We don’t know tons about Craig Leipold, the new Minnesota Wild owner, not yet — he’s now had the franchise for a few hours — but we do know the M.O. of new team owners nationwide and the track record of new owners locally.
We also know about the Wild’s lease situation at the Xcel Energy Center in St. Paul and the arena battles with Minneapolis’ Target Center. Those battles are intensifying as we speak.
We know the hockey-lover from Racine, Wis., paid $80 million for the Nashville NHL team in 1997 and sold it last year for a reported $193 million. Clearly, he’s using some of that profit to buy the Wild.
We know, too, a Wisconsin stadium anecdote about Leipold from a dozen years ago that is informative, but not conclusive.
(I’ll keep you hanging on that final note until the bitter end.)
Naegle’s hands-off approach worked well
As Bob Naegele backs off to be a smaller investor, the franchise loses a quirky, religious guy who was pretty hands-off, which allowed him to hire some top executives, such as finance guru Pam Wheelock — the former finance chief for the state of Minnesota — and marketing whiz Matt Majka. Of course, team President Doug Risebrough and coach Jacques Lemaire have done well. It has been, since it started, the best-run franchise in town.
To his credit, Naegele and his partners poured some of their own dough — about $45 million — into the arena when it was built.
But, of course, they also got a totally paid for $130 million arena, with state and city money, and received a virtual turnkey deal to operate the facility. That’s different from the woeful Timberwolves and owner Glen Taylor. That is, the Wild control every dollar that flows into the Xcel Energy and RiverCentre, the convention center. The Wolves share their dough with an arena manager and a concessionaire.
But, the Wild have a large debt each year to cover city taxes. It’s nearly $7 million a year, a lot for an NHL franchise. It would be nice for it to be less . . . for a new owner.
Will new owner seek concessions?
When I asked Leipold today if he had plans to renegotiate his lease, he said, “No plans at this point.”
Mayor Chris Coleman, in attendance at the sale news conference, said he knew of no plans on the new owner’s part to seek debt relief. Coleman would only say he’s “committed to keep the Wild a success.”
And Wheelock, who was on the city side when the arena deal was struck and then switched to the team side soon after, said any adjustments would have to be negotiated.
But when teams change hands, owners seek lease concessions. It happens all the time. Carl Pohlad did when he bought the Twins. Red McCombs sure did when he took over the Vikings. Zygi Wilf’s lease arrangement at the Metrodome has little wiggle room, but on the day he bought the team he said he wanted a new stadium. Taylor rejiggered his Target Center deal completely; the city of Minneapolis bought the darn thing before he took over the NBA franchise.

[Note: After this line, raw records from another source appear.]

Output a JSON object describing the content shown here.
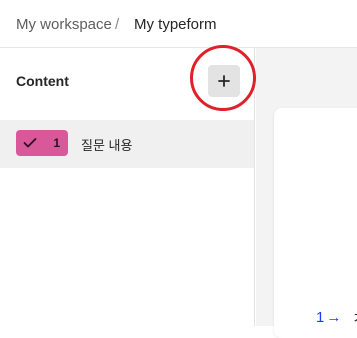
{
  "breadcrumb": {
    "workspace": "My workspace",
    "separator": "/",
    "form": "My typeform"
  },
  "sidebar": {
    "title": "Content",
    "add_button_label": "+",
    "questions": [
      {
        "number": "1",
        "label": "질문 내용",
        "type_icon": "checkmark-icon"
      }
    ]
  },
  "preview": {
    "question_number": "1",
    "arrow": "→",
    "partial_text": "ㅈ"
  },
  "colors": {
    "badge": "#d9589a",
    "highlight_ring": "#e0202a",
    "preview_number": "#1e3cff"
  }
}
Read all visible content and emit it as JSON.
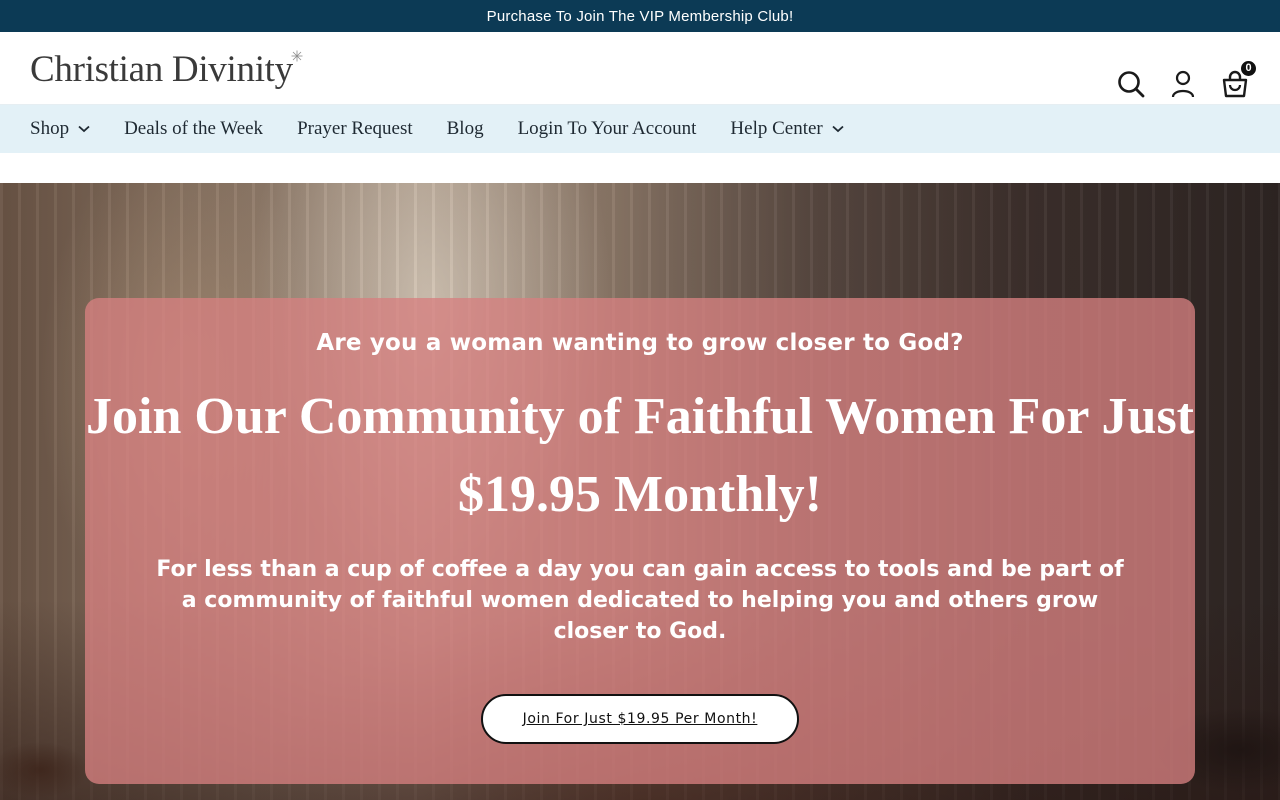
{
  "announcement": {
    "text": "Purchase To Join The VIP Membership Club!"
  },
  "header": {
    "logo_text": "Christian Divinity",
    "search_icon": "search-icon",
    "account_icon": "user-icon",
    "cart_icon": "shopping-bag-icon",
    "cart_count": "0"
  },
  "nav": {
    "items": [
      {
        "label": "Shop",
        "has_dropdown": true
      },
      {
        "label": "Deals of the Week",
        "has_dropdown": false
      },
      {
        "label": "Prayer Request",
        "has_dropdown": false
      },
      {
        "label": "Blog",
        "has_dropdown": false
      },
      {
        "label": "Login To Your Account",
        "has_dropdown": false
      },
      {
        "label": "Help Center",
        "has_dropdown": true
      }
    ]
  },
  "hero": {
    "question": "Are you a woman wanting to grow closer to God?",
    "title": "Join Our Community of Faithful Women For Just $19.95 Monthly!",
    "subtitle": "For less than a cup of coffee a day you can gain access to tools and be part of a community of faithful women dedicated to helping you and others grow closer to God.",
    "cta_label": "Join For Just $19.95 Per Month!"
  },
  "colors": {
    "announcement_bg": "#0c3a55",
    "nav_bg": "#e3f1f7",
    "card_bg": "#d68080",
    "text_dark": "#1f2a33"
  }
}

(Note: We know this about Leipold, according to a quick perusal of clips: He married into the super-wealthy S.C. Johnson family, the wax people. His wife, Helen Johnson-Leipold brought a lot of dough to the marriage. We know, according to published reports, that he hired replacement workers once at one of his factories during a contentious strike.)
Bottom line: New owners get honeymoons. They also ask for stuff.
Oh, that Wisconsin stadium anecdote.
In 1995, a Wisconsin state senator named George Petak flip-flopped on his stadium politics. A Republican, he supported a new Milwaukee Brewers stadium. Then he changed his mind because a stadium tax was going to be extended to his county, Racine County. Ultimately, Petak voted for the new Brewers ballpark — the decisive vote.
For that vote, Petak was recalled by Racine’s citizens. His departure from the Legislature meant that control of the Senate went over to the Democrats. That one vote altered the face of Wisconsin politics.
A young fellow named Craig Leipold was a stadium backer then. He contributed $950 to Petak’s campaign to help the senator retain his seat.
The new Wild owner is a player.